The last incarnation of the Wigman school became a spiritual home for Judy Jarvis who was eager to soak up the half century of wisdom accumulated by the European "grand master" of modern dance. Judy would be a student of Mary Wigman's for the last two years that this school operated.
Wigman believed that a creation must speak of the artist's personality. The philosophy of individual expression in art took root in Judy's lonely, determined quest to dance. At the Wigman School Judy found a teaching philosophy which fired her creative aspirations and guided her toward the molding of her body as a dancing instrument. Of Mary Wigman herself Judy made a teacher, a guide, a goddess of wisdom, a personal critic, a mother, a mentor. This investment of Mary with enormous power was to be both a source of strength and inspiration to Judy, and in time a condition of her own creative unfolding.
Mary is ... extremely wise, and a genius ... She says each one of us is an individual, that we are to discover ourselves. If we come to a point where we have to begin again, she said we could give up, but that by beginning again we really have a second beginning, which is at a higher level ... it's hard to tell you of her, because her words are so deep and heavy. She is a great person.
Wigman's near-mystical vision of the deep soul of the dance radiates from the pages of her writing. As a dancer, she had been a channel for profound connections of emotion and ego. Through its deeply personal nature her dance reached for a universality which has been attained by few dance artists.
"Breath" was a central movement principle taught by Wigman and indeed breath became the key, the crux, the emblem of Judy Jarvis' dance. A dancer in Judy's company recalled Judy teaching them breathing rituals she had learned from Wigman. Breath was always an important fundamental element of Judy's own teaching.
Frau Thiele, a teacher who worked with Wigman for thirty years, listed the study of rhythm ("tanz gymnastic"), music, anatomy, composition and art history as making up the School's curriculum. Students were encouraged to learn to teach with language alone by sometimes having to conduct classes sitting down, rather than demonstrating through movement. They were required to write and speak once a month about themes given by Wigman. In this way the integration of experience and understanding which marked Mary Wigman's illuminations about dance was fostered in each dancer. For Judy, writing her thoughts about dance became an essential part of her flow of ideas, of investigating her creative process, a private pouring out of her deepest thoughts and impulses.
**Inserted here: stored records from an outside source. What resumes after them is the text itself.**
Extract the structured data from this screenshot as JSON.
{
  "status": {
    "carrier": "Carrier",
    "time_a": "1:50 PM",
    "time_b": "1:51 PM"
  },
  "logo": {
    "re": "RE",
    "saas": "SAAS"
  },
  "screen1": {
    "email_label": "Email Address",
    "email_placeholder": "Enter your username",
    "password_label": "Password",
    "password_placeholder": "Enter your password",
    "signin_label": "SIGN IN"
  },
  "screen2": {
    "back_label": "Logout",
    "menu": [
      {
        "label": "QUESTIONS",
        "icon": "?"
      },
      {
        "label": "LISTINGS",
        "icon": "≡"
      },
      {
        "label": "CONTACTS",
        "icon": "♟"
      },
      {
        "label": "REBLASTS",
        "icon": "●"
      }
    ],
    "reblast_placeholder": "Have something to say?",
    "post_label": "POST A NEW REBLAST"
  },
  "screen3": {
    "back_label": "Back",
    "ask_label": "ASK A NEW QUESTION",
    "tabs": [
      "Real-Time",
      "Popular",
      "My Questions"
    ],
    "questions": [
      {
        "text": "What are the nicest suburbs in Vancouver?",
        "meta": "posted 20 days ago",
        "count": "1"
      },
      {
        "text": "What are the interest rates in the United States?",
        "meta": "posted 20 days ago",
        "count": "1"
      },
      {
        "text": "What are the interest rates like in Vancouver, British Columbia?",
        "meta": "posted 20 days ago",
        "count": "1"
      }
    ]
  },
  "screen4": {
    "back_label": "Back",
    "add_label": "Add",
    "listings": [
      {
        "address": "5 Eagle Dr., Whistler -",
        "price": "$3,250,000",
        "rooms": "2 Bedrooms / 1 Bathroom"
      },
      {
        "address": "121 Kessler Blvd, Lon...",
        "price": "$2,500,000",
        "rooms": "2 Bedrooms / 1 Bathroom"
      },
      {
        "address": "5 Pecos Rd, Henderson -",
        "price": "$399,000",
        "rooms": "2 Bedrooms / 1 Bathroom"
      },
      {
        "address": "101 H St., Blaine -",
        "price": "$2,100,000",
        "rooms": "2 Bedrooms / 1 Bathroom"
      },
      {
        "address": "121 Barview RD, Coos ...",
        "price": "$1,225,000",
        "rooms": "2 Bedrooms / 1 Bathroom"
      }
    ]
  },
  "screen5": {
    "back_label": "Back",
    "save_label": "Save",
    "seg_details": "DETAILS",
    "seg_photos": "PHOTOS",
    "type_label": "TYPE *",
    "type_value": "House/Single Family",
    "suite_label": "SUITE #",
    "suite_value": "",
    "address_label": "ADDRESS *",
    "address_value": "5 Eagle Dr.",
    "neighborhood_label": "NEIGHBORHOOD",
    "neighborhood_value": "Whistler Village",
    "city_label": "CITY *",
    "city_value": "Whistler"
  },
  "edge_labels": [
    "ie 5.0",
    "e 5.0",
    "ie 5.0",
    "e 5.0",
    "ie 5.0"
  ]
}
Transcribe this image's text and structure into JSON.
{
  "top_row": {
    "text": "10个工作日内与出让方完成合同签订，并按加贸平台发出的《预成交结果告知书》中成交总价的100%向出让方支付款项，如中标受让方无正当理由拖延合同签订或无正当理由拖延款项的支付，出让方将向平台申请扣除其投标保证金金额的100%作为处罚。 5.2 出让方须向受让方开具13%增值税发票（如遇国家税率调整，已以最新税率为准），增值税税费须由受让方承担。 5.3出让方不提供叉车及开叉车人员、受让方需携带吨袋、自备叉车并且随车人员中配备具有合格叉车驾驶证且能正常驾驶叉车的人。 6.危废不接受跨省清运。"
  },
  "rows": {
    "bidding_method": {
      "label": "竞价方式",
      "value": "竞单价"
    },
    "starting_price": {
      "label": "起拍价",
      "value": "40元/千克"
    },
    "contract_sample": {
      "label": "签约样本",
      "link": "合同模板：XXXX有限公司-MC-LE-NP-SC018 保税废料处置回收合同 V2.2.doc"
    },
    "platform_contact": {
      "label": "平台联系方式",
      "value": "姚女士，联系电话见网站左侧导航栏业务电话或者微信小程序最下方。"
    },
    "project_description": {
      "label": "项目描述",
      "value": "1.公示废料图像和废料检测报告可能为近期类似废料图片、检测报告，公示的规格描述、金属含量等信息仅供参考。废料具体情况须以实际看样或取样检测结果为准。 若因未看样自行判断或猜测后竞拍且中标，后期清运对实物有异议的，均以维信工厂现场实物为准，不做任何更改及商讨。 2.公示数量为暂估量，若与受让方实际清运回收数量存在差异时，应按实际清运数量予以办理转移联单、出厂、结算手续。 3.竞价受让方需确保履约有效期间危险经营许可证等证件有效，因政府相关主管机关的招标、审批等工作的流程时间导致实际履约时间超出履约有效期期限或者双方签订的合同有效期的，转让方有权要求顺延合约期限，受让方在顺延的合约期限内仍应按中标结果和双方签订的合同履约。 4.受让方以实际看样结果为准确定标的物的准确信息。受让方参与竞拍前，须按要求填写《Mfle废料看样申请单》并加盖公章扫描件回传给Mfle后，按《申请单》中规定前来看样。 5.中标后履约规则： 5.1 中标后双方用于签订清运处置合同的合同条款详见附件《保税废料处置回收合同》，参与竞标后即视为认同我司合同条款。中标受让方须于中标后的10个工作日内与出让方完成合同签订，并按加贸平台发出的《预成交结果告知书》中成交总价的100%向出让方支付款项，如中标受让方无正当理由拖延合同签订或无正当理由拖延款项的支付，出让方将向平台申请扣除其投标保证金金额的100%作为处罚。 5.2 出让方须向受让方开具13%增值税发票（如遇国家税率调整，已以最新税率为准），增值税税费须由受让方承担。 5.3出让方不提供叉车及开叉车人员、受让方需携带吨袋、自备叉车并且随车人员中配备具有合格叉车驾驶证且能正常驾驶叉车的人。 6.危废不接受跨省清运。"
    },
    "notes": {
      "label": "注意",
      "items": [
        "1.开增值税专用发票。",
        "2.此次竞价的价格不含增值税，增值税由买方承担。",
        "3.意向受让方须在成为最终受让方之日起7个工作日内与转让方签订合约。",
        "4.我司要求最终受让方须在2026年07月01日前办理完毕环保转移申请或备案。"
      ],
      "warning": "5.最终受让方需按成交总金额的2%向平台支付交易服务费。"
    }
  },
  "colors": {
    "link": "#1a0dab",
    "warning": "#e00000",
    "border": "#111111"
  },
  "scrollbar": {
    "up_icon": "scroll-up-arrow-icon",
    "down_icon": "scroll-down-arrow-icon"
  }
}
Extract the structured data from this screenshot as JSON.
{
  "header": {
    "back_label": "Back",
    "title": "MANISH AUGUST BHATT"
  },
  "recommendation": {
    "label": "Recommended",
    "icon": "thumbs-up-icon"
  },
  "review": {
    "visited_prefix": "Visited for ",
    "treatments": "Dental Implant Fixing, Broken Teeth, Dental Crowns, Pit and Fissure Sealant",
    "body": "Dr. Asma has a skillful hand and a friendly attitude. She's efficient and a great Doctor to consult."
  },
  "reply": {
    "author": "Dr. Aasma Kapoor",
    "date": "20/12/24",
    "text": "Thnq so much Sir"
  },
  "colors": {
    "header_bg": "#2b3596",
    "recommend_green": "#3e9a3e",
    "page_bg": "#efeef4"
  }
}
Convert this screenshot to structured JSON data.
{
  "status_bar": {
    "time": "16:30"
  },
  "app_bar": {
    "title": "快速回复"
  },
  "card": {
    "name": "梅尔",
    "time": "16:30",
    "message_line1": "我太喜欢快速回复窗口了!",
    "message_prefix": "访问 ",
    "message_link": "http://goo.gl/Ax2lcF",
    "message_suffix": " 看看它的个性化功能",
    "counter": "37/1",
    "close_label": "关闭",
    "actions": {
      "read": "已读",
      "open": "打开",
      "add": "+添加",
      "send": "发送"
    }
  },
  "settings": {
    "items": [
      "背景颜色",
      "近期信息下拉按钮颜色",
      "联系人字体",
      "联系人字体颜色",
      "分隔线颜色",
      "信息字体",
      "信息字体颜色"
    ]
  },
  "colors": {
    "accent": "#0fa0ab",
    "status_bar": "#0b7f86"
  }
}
This first year at the Wigman School marked a profound alteration in Judy. She was hungry, physically, spiritually, artistically. Inspired by the artistic guidance which Mary Wigman represented to her, she literally re-made herself in the image of a dancer. Tall and strong-boned, Judy was in no way the conventional likeness of a dancer. She transformed herself physically from a round-faced girl to a lean strong racehorse. She stumbled on the alchemy of forging physical reality from the idea of becoming a dance artist by the extraordinarily powerful harnessing of will, desire, hard work and visualization which some dancers discover. For the first time in her life Judy had regular classes and rehearsals. It was a total immersion in dance. Judy consumed the experience voraciously.
Christmas was very important in the German social year. Regular life was disrupted. Knowing that the Wigman School closed from early December to January, Judy became restless. Wanting to travel in Europe, she somehow financed a student tour to Munich, Italy and Switzerland. On her return, Berlin was bitterly cold, comfortless. Huddled in her chilly room, Judy started to think of her future in the early days of 1966. She wanted to attend the annual Summer Course in Cologne. She wrote to her mother that it would work out well, as it opened right after the Wigman School closed on July 10 and cost only the equivalent of $16. Then she hoped to travel to Greece with two friends who attended the School and she also wanted to travel to London and study at the Laban Centre.
Judy was anxious about her long-term future too. All her life, she seemed to lead a dance between needing the security that institutions represented to her, working and studying in them, and at the same time willfully seeking personal freedom in a flow of challenge and change. In a placating letter to her mother, possibly lulled by the kind of acceptance and respect dance found in Berlin, she wrote:
I never realized it in Canada but dance is one of the most secure professions a girl can have. In a university I could choreograph, teach and perform myself ... with all the necessities supplied and paid for ...
A few weeks after her vacation Judy began corresponding with universities in the United States, enquiring about master's programmes in dance, and beginning to look for a teaching job. Significant things were happening in Judy's dancing, and she felt caught between her immediate plans and her growth as an artist. She had gone to Berlin with the expressed idea of staying one year. She was under financial and parental pressure to return home and get a real job. Bolstered by Wigman's praise for her as a dancer and creator, Judy was determined to rejoin the school for a second year.
Last Monday, we performed a solo sketch composition of "Ophelia". Mary, who criticizes our work, said mine was perfect! Everyone here liked it and I did it twice for them. Mary praised me to the skies, but warned me not to get vain. You don't know how I've changed, Mom. I'm more shapely, my features are softer, my hair is thicker and shinier, and I am beginning to become a dancer. Also my skin has cleared up and I even laugh a lot more. If I have to stop dancing, you don't know what it would do to me.